“He’s invested quite a bit of time, energy and effort in educating his staff at the Jindera store, surveyed his customers to see what he can do to make that transition easier. He is what I would classify as an ecowarrior in retail with the power and the intention to do better.

“We need to stockpile the Boomerang Bags, but we hope to see a branch open in Jindera soon.”

Another project Claire is interested in promoting is the 333 Project created by Courtney Carver of Be More With Less. The project which involves people choosing 33 items of clothing, jewellery, outer wear and shoes to wear for three months.

“This project highlights the impact of the fashion industry on the environment. Fast fashion is an ecological problem, and the fashion industry has reached its peak. Third world countries are turning our shopping container loads full of clothes back because they have enough.

They don’t need our rubbish and the garments we give to them are poorly made, they don’t last and they can only use them for rags and it’s clogging up their system.”

Claire said Project 333 was a call to arms for people who want to make a pledge and a commitment to consciously change the way they look at fashion and the way they wear clothes and buy clothes and ensure that their wardrobe isn’t an opulent mess that’s waiting to destroy the Third World.

However, she does acknowledge that it’s not easy.

“I did try it over summer and failed. But, I’d like to make a concerted effort for winter and hope others might join me,” she said.

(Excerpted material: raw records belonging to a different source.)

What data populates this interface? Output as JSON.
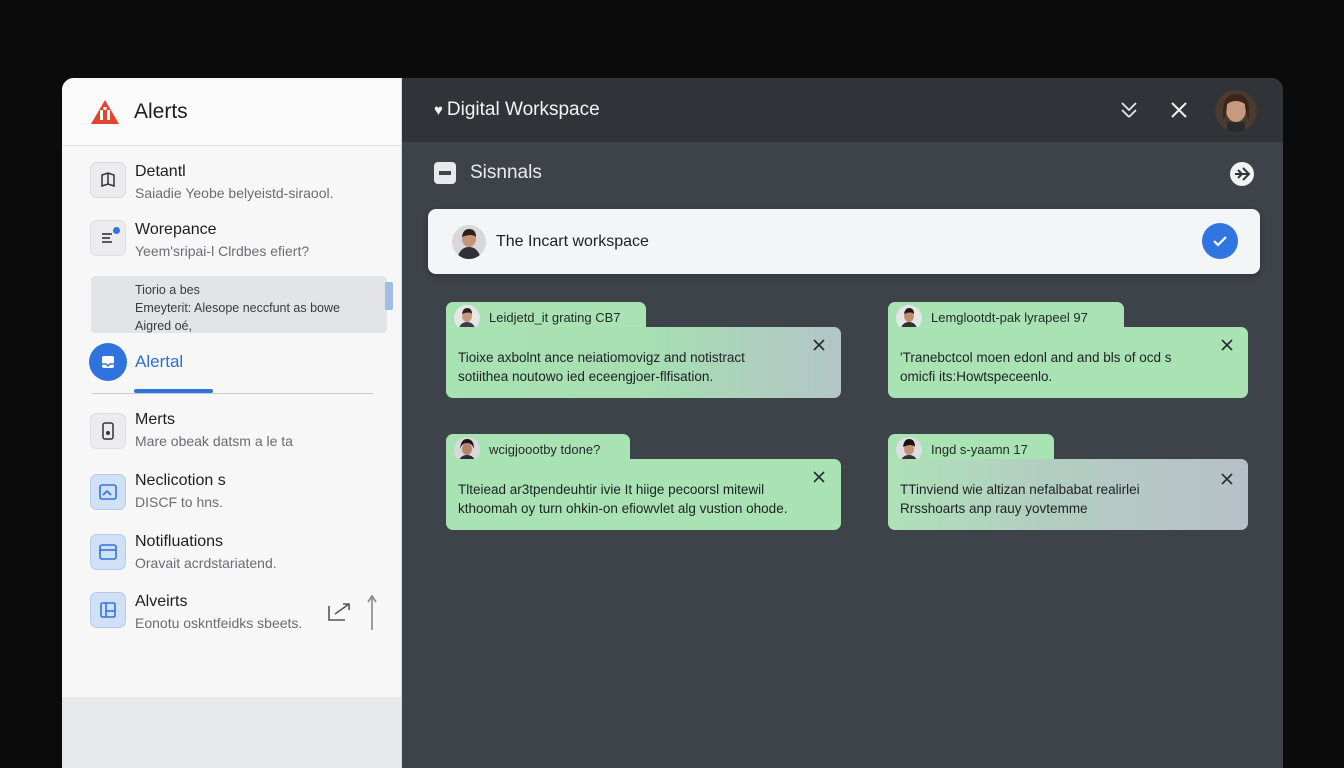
{
  "sidebar": {
    "title": "Alerts",
    "items": [
      {
        "title": "Detantl",
        "subtitle": "Saiadie Yeobe belyeistd-siraool.",
        "icon": "book-icon"
      },
      {
        "title": "Worepance",
        "subtitle": "Yeem'sripai-l Clrdbes efiert?",
        "icon": "list-icon"
      }
    ],
    "tip": {
      "line1": "Tiorio a bes",
      "line2": "Emeyterit: Alesope neccfunt as bowe",
      "line3": "Aigred oé,"
    },
    "active": {
      "label": "Alertal",
      "icon": "inbox-icon"
    },
    "lower_items": [
      {
        "title": "Merts",
        "subtitle": "Mare obeak datsm a le ta",
        "icon": "tablet-icon"
      },
      {
        "title": "Neclicotion s",
        "subtitle": "DISCF to hns.",
        "icon": "image-icon"
      },
      {
        "title": "Notifluations",
        "subtitle": "Oravait acrdstariatend.",
        "icon": "window-icon"
      },
      {
        "title": "Alveirts",
        "subtitle": "Eonotu oskntfeidks sbeets.",
        "icon": "layout-icon"
      }
    ]
  },
  "topbar": {
    "brand": "Digital Workspace",
    "brand_icon": "heart-icon"
  },
  "subbar": {
    "label": "Sisnnals"
  },
  "banner": {
    "text": "The Incart workspace"
  },
  "cards": [
    {
      "tab": "Leidjetd_it grating CB7",
      "line1": "Tioixe axbolnt ance neiatiomovigz and notistract",
      "line2": "sotiithea noutowo ied eceengjoer-flfisation."
    },
    {
      "tab": "Lemglootdt-pak lyrapeel 97",
      "line1": "'Tranebctcol moen edonl and and bls of ocd s",
      "line2": "omicfi its:Howtspeceenlo."
    },
    {
      "tab": "wcigjoootby tdone?",
      "line1": "Tlteiead ar3tpendeuhtir ivie It hiige pecoorsl mitewil",
      "line2": "kthoomah oy turn ohkin-on efiowvlet alg vustion ohode."
    },
    {
      "tab": "Ingd s-yaamn 17",
      "line1": "TTinviend wie altizan nefalbabat realirlei",
      "line2": "Rrsshoarts anp rauy yovtemme"
    }
  ],
  "colors": {
    "accent": "#2f74dc",
    "card_green": "#a9e3b4",
    "main_bg": "#3e4349",
    "topbar_bg": "#303439"
  }
}
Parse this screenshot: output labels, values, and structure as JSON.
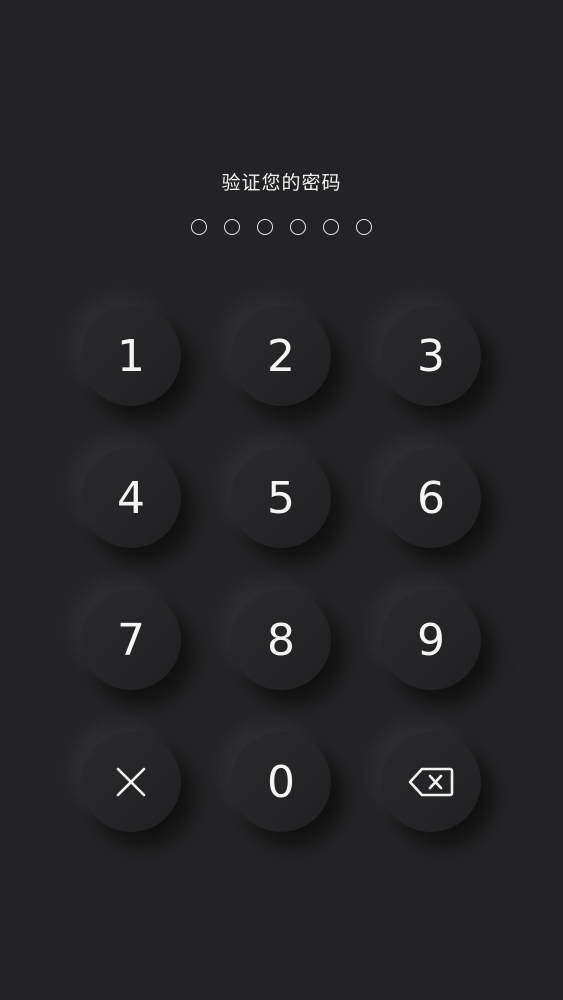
{
  "prompt": "验证您的密码",
  "passcode": {
    "length": 6,
    "entered": 0
  },
  "keypad": {
    "keys": [
      "1",
      "2",
      "3",
      "4",
      "5",
      "6",
      "7",
      "8",
      "9",
      "",
      "0",
      ""
    ],
    "clear_icon": "close-icon",
    "backspace_icon": "backspace-icon"
  },
  "colors": {
    "background": "#232224",
    "key": "#222123",
    "text": "#f4f4f4"
  }
}
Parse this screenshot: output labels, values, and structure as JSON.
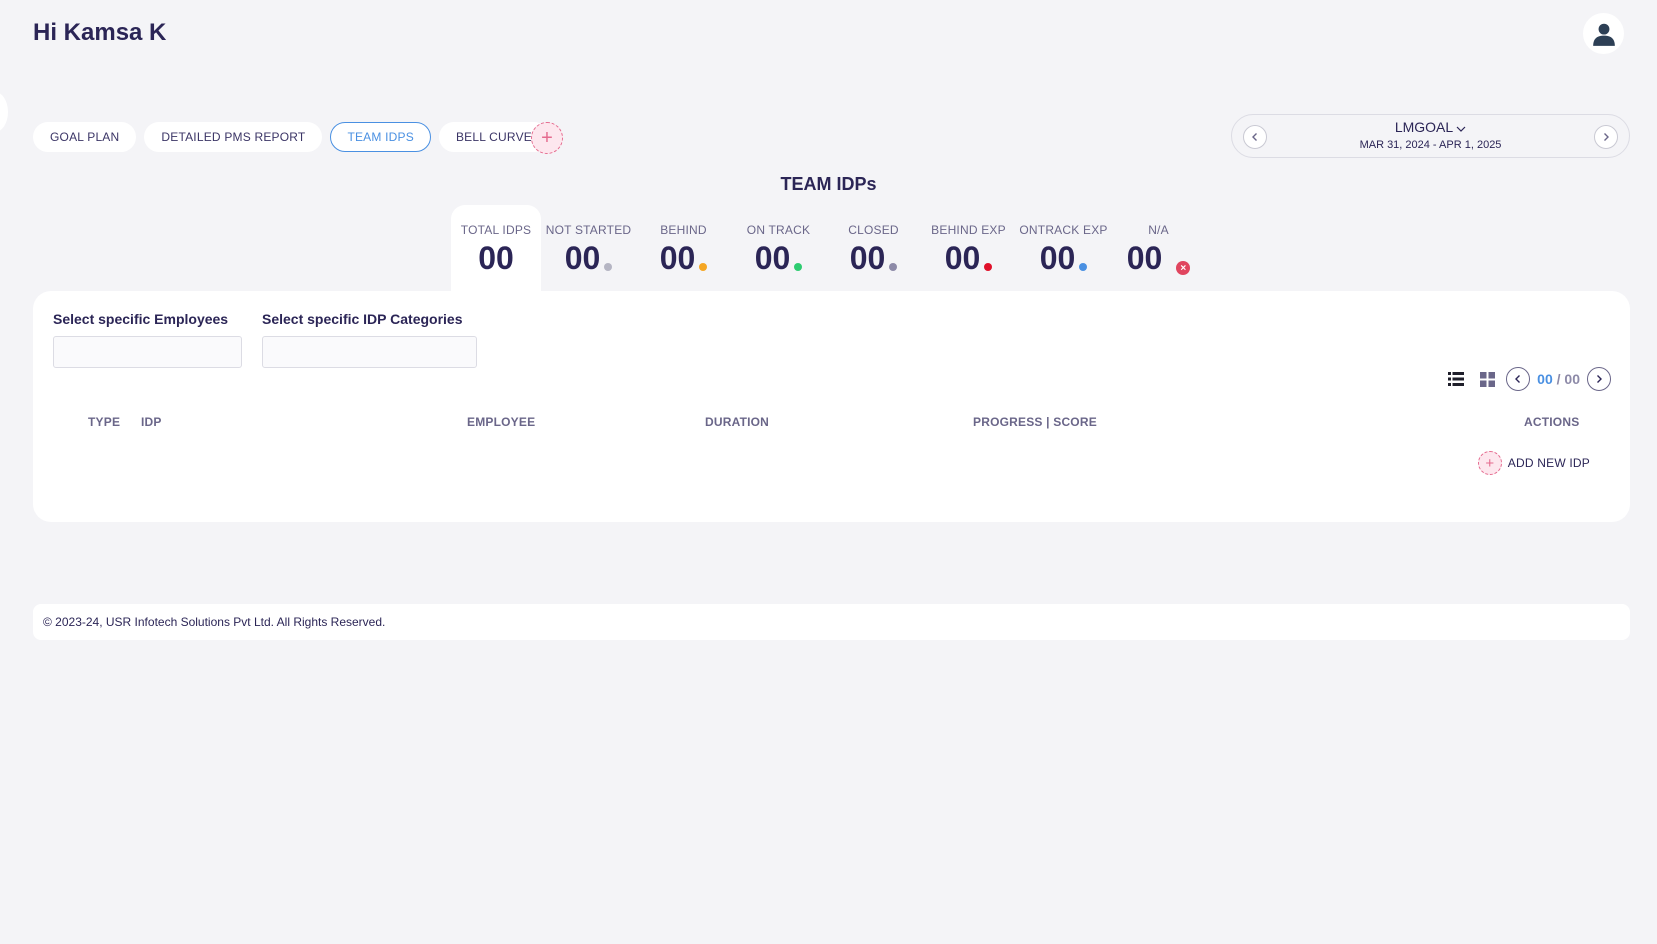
{
  "header": {
    "greeting": "Hi Kamsa K"
  },
  "tabs": [
    {
      "label": "GOAL PLAN",
      "active": false
    },
    {
      "label": "DETAILED PMS REPORT",
      "active": false
    },
    {
      "label": "TEAM IDPS",
      "active": true
    },
    {
      "label": "BELL CURVE",
      "active": false
    }
  ],
  "period": {
    "goal_name": "LMGOAL",
    "date_range": "MAR 31, 2024 - APR 1, 2025"
  },
  "section_title": "TEAM IDPs",
  "stats": [
    {
      "label": "TOTAL IDPS",
      "value": "00",
      "color": null
    },
    {
      "label": "NOT STARTED",
      "value": "00",
      "color": "#b5b5c3"
    },
    {
      "label": "BEHIND",
      "value": "00",
      "color": "#f5a623"
    },
    {
      "label": "ON TRACK",
      "value": "00",
      "color": "#2ecc71"
    },
    {
      "label": "CLOSED",
      "value": "00",
      "color": "#8d8aa8"
    },
    {
      "label": "BEHIND EXP",
      "value": "00",
      "color": "#e0102a"
    },
    {
      "label": "ONTRACK EXP",
      "value": "00",
      "color": "#4a90e2"
    },
    {
      "label": "N/A",
      "value": "00",
      "color": "#e0455f"
    }
  ],
  "filters": {
    "employees_label": "Select specific Employees",
    "categories_label": "Select specific IDP Categories"
  },
  "pagination": {
    "current": "00",
    "separator": "/",
    "total": "00"
  },
  "table": {
    "columns": [
      "TYPE",
      "IDP",
      "EMPLOYEE",
      "DURATION",
      "PROGRESS | SCORE",
      "ACTIONS"
    ]
  },
  "add_idp_label": "ADD NEW IDP",
  "footer": {
    "copyright": "© 2023-24, USR Infotech Solutions Pvt Ltd. All Rights Reserved."
  },
  "colors": {
    "accent": "#4a90e2",
    "brand_pink": "#e56b8f",
    "text_dark": "#2b2556"
  },
  "icons": [
    "user-icon",
    "plus-icon",
    "chevron-left-icon",
    "chevron-right-icon",
    "chevron-down-icon",
    "list-view-icon",
    "grid-view-icon",
    "close-circle-icon"
  ]
}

For dates and details of all of the SAC’s activities visist: www.sustainableactivitycentre.com.au